|broccoli delight with tofu|
The lunch crowd is always greeted with small bowls of tom kah, Thailand’s rich, herb-filled coocnut milk soup. Not only is Thai’d Up’s rendition thoroughly good with abundant fresh lemongrass and cilantro, but it’s impressive that the restaurant offers this soup, rather than a generic clear broth, as part of its crowd-pleasing lunch specials. Many Thai restaurants make this treat available only by the pot, and of course you can always order one of those if eating here in the evening, but the small bowl offered gratis at midday is a promising touch.
|red curry with chicken|

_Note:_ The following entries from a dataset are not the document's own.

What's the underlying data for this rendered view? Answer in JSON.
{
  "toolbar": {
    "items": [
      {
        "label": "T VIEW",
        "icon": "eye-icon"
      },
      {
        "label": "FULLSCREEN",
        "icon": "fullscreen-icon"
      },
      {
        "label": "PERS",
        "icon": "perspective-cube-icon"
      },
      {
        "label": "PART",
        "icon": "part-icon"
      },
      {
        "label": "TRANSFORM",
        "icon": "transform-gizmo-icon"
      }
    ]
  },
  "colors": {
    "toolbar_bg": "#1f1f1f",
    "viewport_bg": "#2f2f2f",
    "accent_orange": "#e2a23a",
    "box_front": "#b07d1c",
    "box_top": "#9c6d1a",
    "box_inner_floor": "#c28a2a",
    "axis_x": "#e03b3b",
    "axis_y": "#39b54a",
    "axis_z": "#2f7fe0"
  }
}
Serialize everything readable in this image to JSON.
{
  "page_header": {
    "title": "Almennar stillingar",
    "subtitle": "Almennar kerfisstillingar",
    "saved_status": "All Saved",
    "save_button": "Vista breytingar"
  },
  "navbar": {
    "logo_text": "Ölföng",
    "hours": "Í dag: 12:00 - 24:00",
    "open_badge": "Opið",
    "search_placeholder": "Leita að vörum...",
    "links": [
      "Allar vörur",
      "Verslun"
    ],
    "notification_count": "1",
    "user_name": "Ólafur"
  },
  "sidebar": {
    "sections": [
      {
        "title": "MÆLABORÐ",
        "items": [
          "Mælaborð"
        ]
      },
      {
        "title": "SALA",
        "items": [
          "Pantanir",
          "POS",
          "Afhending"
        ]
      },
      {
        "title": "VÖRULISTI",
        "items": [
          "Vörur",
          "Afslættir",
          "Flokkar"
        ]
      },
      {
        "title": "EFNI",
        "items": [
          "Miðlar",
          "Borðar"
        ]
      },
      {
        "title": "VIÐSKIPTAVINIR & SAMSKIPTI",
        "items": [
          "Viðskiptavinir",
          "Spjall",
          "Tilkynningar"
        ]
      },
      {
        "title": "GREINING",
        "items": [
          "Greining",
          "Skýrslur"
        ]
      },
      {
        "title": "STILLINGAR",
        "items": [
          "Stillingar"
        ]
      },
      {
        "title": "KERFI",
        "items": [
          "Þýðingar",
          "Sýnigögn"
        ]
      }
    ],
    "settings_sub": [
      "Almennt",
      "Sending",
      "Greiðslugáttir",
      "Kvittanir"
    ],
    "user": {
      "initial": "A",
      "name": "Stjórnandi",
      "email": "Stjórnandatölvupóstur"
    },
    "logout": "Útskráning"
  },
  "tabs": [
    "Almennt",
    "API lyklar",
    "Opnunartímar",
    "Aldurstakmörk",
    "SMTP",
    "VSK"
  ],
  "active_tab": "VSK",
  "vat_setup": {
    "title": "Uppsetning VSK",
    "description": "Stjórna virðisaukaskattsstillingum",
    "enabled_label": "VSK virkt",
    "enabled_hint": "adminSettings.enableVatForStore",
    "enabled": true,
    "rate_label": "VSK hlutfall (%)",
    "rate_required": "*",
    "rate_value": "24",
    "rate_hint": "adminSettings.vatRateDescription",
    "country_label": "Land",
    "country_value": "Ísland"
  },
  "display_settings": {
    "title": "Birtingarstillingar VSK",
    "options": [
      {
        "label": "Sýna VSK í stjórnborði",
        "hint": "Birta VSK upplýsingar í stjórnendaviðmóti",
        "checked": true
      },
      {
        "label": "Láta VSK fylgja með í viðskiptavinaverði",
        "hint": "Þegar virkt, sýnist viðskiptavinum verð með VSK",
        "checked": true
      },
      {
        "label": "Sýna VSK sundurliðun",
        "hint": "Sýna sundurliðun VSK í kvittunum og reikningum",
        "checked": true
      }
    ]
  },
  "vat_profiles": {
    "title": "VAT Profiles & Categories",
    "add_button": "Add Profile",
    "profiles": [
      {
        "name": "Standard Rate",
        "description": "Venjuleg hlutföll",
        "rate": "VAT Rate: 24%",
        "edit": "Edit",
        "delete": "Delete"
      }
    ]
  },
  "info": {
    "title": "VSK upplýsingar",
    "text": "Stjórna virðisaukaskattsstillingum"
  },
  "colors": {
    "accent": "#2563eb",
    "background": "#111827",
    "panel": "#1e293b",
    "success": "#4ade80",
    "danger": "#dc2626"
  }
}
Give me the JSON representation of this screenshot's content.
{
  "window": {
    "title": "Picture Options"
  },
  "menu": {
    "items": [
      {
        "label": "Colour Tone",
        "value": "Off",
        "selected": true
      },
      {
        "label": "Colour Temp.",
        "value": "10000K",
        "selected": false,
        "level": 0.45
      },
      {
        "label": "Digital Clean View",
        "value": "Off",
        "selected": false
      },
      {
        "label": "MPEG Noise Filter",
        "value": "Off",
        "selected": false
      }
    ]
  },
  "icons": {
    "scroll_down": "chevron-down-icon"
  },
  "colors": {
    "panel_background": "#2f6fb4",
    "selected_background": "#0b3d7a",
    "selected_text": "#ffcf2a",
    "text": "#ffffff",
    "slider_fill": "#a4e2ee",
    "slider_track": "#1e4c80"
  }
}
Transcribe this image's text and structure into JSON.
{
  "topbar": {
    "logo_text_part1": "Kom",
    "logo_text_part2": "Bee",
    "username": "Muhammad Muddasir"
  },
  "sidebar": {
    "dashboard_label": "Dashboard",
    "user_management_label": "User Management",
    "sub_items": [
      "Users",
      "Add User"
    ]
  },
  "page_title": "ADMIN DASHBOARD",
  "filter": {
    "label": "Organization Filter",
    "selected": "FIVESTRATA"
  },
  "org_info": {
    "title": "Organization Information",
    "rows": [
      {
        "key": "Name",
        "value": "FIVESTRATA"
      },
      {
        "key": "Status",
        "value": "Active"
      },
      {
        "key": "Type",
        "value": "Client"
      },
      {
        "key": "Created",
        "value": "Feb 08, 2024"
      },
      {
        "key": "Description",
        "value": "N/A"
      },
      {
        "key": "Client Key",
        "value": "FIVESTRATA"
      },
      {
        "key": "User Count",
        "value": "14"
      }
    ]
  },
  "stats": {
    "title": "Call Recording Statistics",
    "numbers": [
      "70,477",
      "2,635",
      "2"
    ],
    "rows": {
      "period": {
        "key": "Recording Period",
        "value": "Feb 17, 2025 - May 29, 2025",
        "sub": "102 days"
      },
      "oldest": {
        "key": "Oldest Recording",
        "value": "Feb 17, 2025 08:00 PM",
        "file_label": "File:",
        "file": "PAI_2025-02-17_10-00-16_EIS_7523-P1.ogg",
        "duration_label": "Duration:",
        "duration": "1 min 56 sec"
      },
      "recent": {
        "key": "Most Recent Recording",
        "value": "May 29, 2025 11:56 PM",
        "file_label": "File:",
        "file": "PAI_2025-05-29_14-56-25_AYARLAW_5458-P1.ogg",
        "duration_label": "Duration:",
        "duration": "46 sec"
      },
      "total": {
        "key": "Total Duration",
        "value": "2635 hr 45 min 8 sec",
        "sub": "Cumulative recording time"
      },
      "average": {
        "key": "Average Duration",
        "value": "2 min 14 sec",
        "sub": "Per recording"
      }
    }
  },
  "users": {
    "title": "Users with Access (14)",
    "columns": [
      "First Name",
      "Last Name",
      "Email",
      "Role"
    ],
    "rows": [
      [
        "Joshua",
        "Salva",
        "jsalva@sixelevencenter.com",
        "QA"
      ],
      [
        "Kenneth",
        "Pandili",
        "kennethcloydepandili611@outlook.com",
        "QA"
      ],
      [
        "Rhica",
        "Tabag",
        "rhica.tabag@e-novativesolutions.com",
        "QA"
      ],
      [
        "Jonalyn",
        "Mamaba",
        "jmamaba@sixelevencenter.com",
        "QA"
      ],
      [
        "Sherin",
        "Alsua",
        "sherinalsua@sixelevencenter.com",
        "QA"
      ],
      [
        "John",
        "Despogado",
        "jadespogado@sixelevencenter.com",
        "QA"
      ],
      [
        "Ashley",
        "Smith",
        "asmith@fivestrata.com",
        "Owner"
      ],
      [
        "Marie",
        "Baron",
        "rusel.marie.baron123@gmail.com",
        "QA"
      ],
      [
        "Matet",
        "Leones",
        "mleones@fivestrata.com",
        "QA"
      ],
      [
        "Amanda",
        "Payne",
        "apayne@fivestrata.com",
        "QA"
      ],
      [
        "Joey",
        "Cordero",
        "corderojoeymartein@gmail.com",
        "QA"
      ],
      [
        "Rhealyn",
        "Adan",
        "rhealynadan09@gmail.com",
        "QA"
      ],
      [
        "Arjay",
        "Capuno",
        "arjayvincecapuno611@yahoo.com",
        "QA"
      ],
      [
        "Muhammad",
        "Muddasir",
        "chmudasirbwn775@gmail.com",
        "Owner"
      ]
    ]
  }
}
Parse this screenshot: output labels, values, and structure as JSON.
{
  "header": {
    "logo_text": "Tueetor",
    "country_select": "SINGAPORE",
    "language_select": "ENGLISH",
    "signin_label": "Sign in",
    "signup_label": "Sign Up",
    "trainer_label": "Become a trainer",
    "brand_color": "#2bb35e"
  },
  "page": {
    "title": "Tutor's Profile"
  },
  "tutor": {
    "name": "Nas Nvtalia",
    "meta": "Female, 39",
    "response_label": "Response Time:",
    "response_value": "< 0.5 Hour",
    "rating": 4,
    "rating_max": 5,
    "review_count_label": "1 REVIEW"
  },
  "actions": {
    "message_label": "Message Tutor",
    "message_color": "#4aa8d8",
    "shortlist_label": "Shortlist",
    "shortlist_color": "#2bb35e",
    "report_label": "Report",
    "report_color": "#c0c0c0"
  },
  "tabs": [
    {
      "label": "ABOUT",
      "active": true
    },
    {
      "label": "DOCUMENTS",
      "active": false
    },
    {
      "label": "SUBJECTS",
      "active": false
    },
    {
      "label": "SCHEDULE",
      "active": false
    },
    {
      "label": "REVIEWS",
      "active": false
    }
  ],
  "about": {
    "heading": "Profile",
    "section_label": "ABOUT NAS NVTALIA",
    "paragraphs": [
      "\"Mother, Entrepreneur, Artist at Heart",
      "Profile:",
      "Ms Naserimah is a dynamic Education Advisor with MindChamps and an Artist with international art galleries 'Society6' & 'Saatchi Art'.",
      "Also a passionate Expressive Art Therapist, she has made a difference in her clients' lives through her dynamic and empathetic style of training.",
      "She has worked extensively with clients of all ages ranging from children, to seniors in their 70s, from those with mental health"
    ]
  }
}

A vegetable-filled spring rolls also comes with each lunch order, or a serving of five can be ordered a la carte. These are pleasing, classic appetizers with a crisp wrapper around julienned carrots and cabbage with a touch of pepper. The satay is another familiar appetizer. The serving here is four skewers of flattened chicken breast with a smooth peanut sauce for dipping. Among the salads, expect dishes such as larb, made with ground meat over lettuce and mint, and som tum, which features green papaya used more as a vegetable than as a fruit here.
The som tum, like many of the appetizers and salads, is straightforward with good flavor but lacking the promised peanuts and the same complexity as more traditional takes on this dish. The curries are all sufficiently good with the usual panoply of red, green, yellow, panang, and massaman. Where Thai’d Up probably shines most is with its stir-fry dishes, including “ginger angel” with abundant multi-hued bell pepper slices in a dark, gingery sauce and “spicy green beans” with long pods flavored by intense curry paste. All of these come with a choice of protein.
As at nearly all Thai restaurants, there is a noodle section on the menu with popular items such as drunken noodles in a spicy sauce or pad see ew, wide noodles in brown gravy with broccoli, among the instantly recognizable dishes. Beyond these, Thai’d Up offers pho, or at least its take on the classic noodle soup from the neighboring nation of Vietnam. It’s served in a cute triangular bowl and made with chicken broth rather than beef, and lemongrass is a more prominent flavor in the soup than the usual star anise.
|spicy green beans with mixed seafood|
Likewise, the traditional table salad of herbs, limes, sliced jalepenos, and other garnishes is not provided. Instead, the bean sprouts are already mixed in with the noodles. The net effect of all these details is that this soup does not qualify as authentic pho. Nevertheless, call it something else and it’s quite a pleasant Thai-influenced noodle soup. The light broth makes it a good match for tofu, shrimp, or chicken. Beef and pork would probably do better in a more traditional Vietnamese broth.
The dessert menu is unsurprising but good. Both coconut and green tea ice cream are made on site with impressive results; the play-it-safe option of French vanilla comes from an outside source. The sticky rice can be paired with fresh mango when that fruit is in season or a custard dappled with flecks of tropical fruit. The liquor selection is limited to beer and wine, and iced and hot teas are the only non-alcoholic alternatives to the soda fountain. Unlike some of the other Thai restaurants nearby, there are no fresh lemonade or limeade drinks here.
|pad thai with shrimp|
With its Vietnamese and Chinese influences, openly acknowledged in the restaurant’s marketing, Thai’d Up isn’t pretending to reach new levels of Thai authenticity. With two other Thai restaurants within easy walking distance, it isn’t filling a vacant niche Downtown. Nevertheless, a healthy urban core can and should support multiple Thai restaurants in close proximity. Thai’d Up’s name and food will please some more than others. That’s fine. Choices are good, and it’s best not to be “Thai’d down” to just one restaurant.
110 N. Central Ave., Phoenix AZ 85004